▸ **TASK DETAILS**:
Return the data. Every word must match.

[Start of section]

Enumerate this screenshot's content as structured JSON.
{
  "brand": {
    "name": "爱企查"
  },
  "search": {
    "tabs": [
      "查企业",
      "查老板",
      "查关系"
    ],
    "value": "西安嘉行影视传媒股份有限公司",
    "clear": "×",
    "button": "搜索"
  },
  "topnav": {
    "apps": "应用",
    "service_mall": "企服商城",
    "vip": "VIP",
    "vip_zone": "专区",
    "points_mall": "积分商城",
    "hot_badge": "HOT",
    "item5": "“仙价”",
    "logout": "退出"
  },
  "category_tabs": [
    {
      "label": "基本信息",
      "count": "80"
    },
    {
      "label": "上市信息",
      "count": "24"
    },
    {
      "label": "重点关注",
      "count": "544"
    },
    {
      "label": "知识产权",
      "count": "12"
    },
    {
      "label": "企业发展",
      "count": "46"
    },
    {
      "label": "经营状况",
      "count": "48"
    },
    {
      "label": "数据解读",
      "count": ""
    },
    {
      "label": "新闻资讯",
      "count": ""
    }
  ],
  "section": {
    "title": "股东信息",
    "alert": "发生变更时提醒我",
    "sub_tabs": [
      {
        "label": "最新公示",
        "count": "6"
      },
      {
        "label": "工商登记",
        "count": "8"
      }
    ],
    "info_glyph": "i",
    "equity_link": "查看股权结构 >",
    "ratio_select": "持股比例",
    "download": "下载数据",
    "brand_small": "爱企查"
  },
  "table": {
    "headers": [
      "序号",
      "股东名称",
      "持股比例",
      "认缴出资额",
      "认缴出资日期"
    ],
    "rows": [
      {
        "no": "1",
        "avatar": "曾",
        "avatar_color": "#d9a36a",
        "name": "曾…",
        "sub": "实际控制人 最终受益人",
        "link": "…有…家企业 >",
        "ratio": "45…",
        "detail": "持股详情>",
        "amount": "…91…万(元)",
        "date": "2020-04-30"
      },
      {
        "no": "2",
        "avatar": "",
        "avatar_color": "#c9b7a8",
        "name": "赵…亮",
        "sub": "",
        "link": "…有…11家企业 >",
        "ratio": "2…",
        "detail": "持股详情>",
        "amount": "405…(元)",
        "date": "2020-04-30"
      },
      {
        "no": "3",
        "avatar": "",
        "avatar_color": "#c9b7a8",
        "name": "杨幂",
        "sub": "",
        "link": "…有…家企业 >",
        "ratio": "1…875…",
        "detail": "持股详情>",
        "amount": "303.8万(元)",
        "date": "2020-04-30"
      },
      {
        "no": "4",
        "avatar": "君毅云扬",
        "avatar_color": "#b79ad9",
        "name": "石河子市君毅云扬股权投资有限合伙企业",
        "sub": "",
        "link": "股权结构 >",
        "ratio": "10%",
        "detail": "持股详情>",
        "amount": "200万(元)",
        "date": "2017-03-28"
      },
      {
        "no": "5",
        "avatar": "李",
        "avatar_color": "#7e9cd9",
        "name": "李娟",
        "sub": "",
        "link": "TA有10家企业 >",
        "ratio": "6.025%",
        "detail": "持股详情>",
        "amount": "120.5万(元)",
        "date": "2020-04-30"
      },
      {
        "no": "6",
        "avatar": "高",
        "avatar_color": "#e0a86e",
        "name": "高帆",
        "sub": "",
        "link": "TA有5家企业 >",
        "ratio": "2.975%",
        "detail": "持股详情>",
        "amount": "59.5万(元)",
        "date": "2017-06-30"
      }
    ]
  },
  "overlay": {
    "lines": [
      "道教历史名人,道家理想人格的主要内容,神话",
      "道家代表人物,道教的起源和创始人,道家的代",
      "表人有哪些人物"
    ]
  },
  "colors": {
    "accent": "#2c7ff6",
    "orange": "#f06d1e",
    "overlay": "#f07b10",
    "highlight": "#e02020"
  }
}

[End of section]

▸ **ANSWER FOR THIS EXERCISE**:
Enumerate this screenshot's content as structured JSON.
{
  "brand": {
    "name": "爱企查"
  },
  "search": {
    "tabs": [
      "查企业",
      "查老板",
      "查关系"
    ],
    "value": "西安嘉行影视传媒股份有限公司",
    "clear": "×",
    "button": "搜索"
  },
  "topnav": {
    "apps": "应用",
    "service_mall": "企服商城",
    "vip": "VIP",
    "vip_zone": "专区",
    "points_mall": "积分商城",
    "hot_badge": "HOT",
    "item5": "“仙价”",
    "logout": "退出"
  },
  "category_tabs": [
    {
      "label": "基本信息",
      "count": "80"
    },
    {
      "label": "上市信息",
      "count": "24"
    },
    {
      "label": "重点关注",
      "count": "544"
    },
    {
      "label": "知识产权",
      "count": "12"
    },
    {
      "label": "企业发展",
      "count": "46"
    },
    {
      "label": "经营状况",
      "count": "48"
    },
    {
      "label": "数据解读",
      "count": ""
    },
    {
      "label": "新闻资讯",
      "count": ""
    }
  ],
  "section": {
    "title": "股东信息",
    "alert": "发生变更时提醒我",
    "sub_tabs": [
      {
        "label": "最新公示",
        "count": "6"
      },
      {
        "label": "工商登记",
        "count": "8"
      }
    ],
    "info_glyph": "i",
    "equity_link": "查看股权结构 >",
    "ratio_select": "持股比例",
    "download": "下载数据",
    "brand_small": "爱企查"
  },
  "table": {
    "headers": [
      "序号",
      "股东名称",
      "持股比例",
      "认缴出资额",
      "认缴出资日期"
    ],
    "rows": [
      {
        "no": "1",
        "avatar": "曾",
        "avatar_color": "#d9a36a",
        "name": "曾…",
        "sub": "实际控制人 最终受益人",
        "link": "…有…家企业 >",
        "ratio": "45…",
        "detail": "持股详情>",
        "amount": "…91…万(元)",
        "date": "2020-04-30"
      },
      {
        "no": "2",
        "avatar": "",
        "avatar_color": "#c9b7a8",
        "name": "赵…亮",
        "sub": "",
        "link": "…有…11家企业 >",
        "ratio": "2…",
        "detail": "持股详情>",
        "amount": "405…(元)",
        "date": "2020-04-30"
      },
      {
        "no": "3",
        "avatar": "",
        "avatar_color": "#c9b7a8",
        "name": "杨幂",
        "sub": "",
        "link": "…有…家企业 >",
        "ratio": "1…875…",
        "detail": "持股详情>",
        "amount": "303.8万(元)",
        "date": "2020-04-30"
      },
      {
        "no": "4",
        "avatar": "君毅云扬",
        "avatar_color": "#b79ad9",
        "name": "石河子市君毅云扬股权投资有限合伙企业",
        "sub": "",
        "link": "股权结构 >",
        "ratio": "10%",
        "detail": "持股详情>",
        "amount": "200万(元)",
        "date": "2017-03-28"
      },
      {
        "no": "5",
        "avatar": "李",
        "avatar_color": "#7e9cd9",
        "name": "李娟",
        "sub": "",
        "link": "TA有10家企业 >",
        "ratio": "6.025%",
        "detail": "持股详情>",
        "amount": "120.5万(元)",
        "date": "2020-04-30"
      },
      {
        "no": "6",
        "avatar": "高",
        "avatar_color": "#e0a86e",
        "name": "高帆",
        "sub": "",
        "link": "TA有5家企业 >",
        "ratio": "2.975%",
        "detail": "持股详情>",
        "amount": "59.5万(元)",
        "date": "2017-06-30"
      }
    ]
  },
  "overlay": {
    "lines": [
      "道教历史名人,道家理想人格的主要内容,神话",
      "道家代表人物,道教的起源和创始人,道家的代",
      "表人有哪些人物"
    ]
  },
  "colors": {
    "accent": "#2c7ff6",
    "orange": "#f06d1e",
    "overlay": "#f07b10",
    "highlight": "#e02020"
  }
}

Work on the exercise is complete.